Buses that were used to transport folks were vandalized. Seats were ripped and I want to know why wasn't that reported. The folks that provide maintenance for the city buildings reported that the toilets and urinals in the Sam's building were pulled up from the floor and off the wall not once, but twice. Finally, when the portable showers arrived those that used them decided to smear human waste on the walls.

Now let's be sure that when we report the facts related to the stories that all of the facts are reported.

Anonymous said...

When I was out there reporting the story, I didn't see any damage, and there were no showers to smear. Fact.

What did you see when you visited?

tjc said...

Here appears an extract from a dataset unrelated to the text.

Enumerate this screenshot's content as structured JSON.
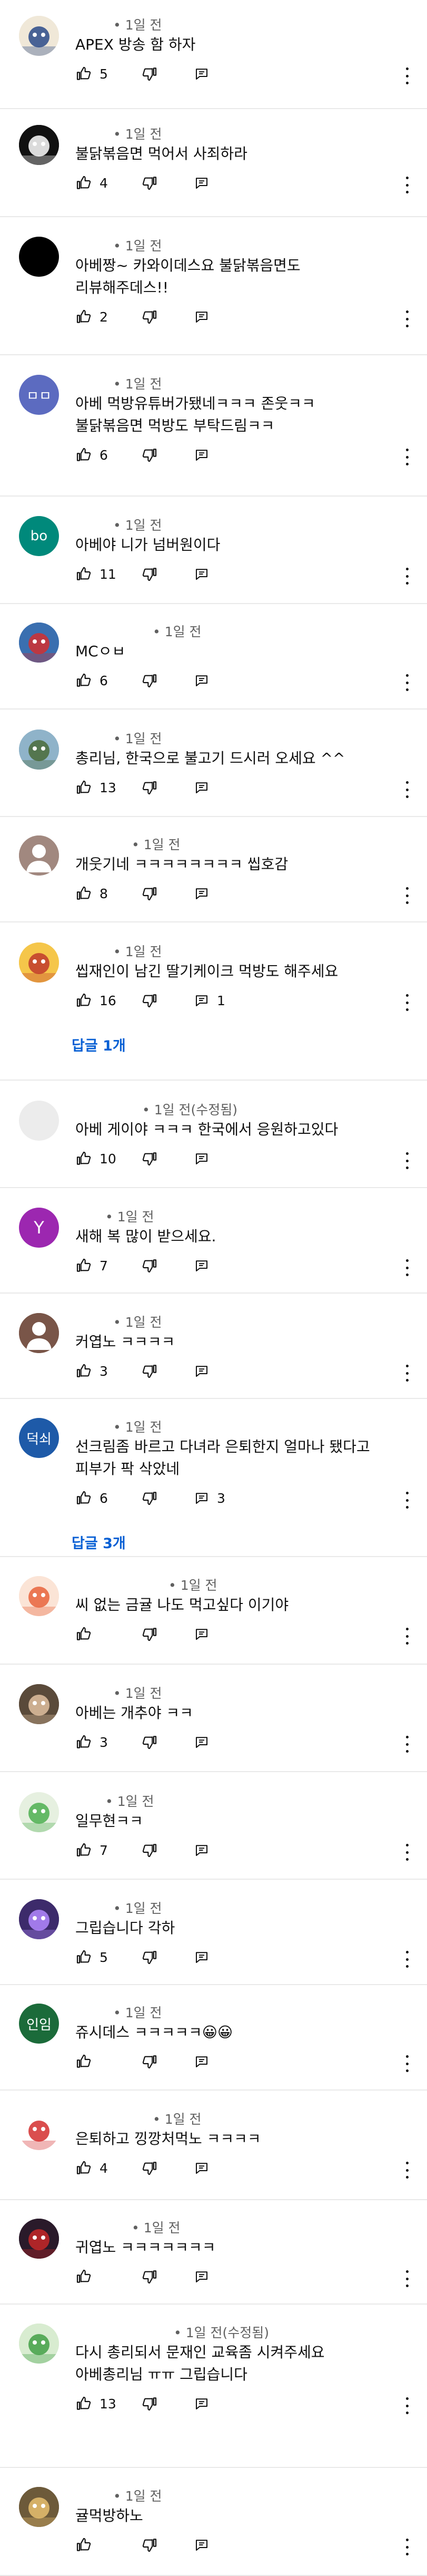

Actually I worked there thru both Gustav and Ike for the contractor hired to help there. Things weren't great when we arrived after finally gettin the call on Sunday and started shipping people out the following morning. Our people came down and busted their butts and were often met with racial slurs and other derogatory statements from many of the shelter residents. It wasn't the staff(both paid and volunteer) that defecated in the showers but they had to clean it up, it wasn't the staff that stuffed shirts and whole rolls of TP down the few flush toliets clogging them and rendering them useless.
Guessing you didn't see the showers since you either visited either early on or were to busy listening to the complaints from evacuees to look around....
funny all the ones holding up the signs handed out to them never volunteered to help maintain the cleanliness of the shelter either...
The amount of trash that was removed after the Gustav evacuees left was staggering... after emptying 3 of the large construction site size dumpsters filled up while they were there we immediately filled them all up again with all the refuse left lying on the floor such as food containers, alcohol containers, dirty diapers, blankets soiled with all kinds of nastiness...
Personally things like enough toliets and showers should of been ordered earlier then they were but some people also need to take responsibilty for themselves also.
The difference between the Gustav evacuees and the Ike evacuees was night and day. Granted we had fewer evacuees and more facilities in place but we also had many more volunteers help out keeping it clean among other things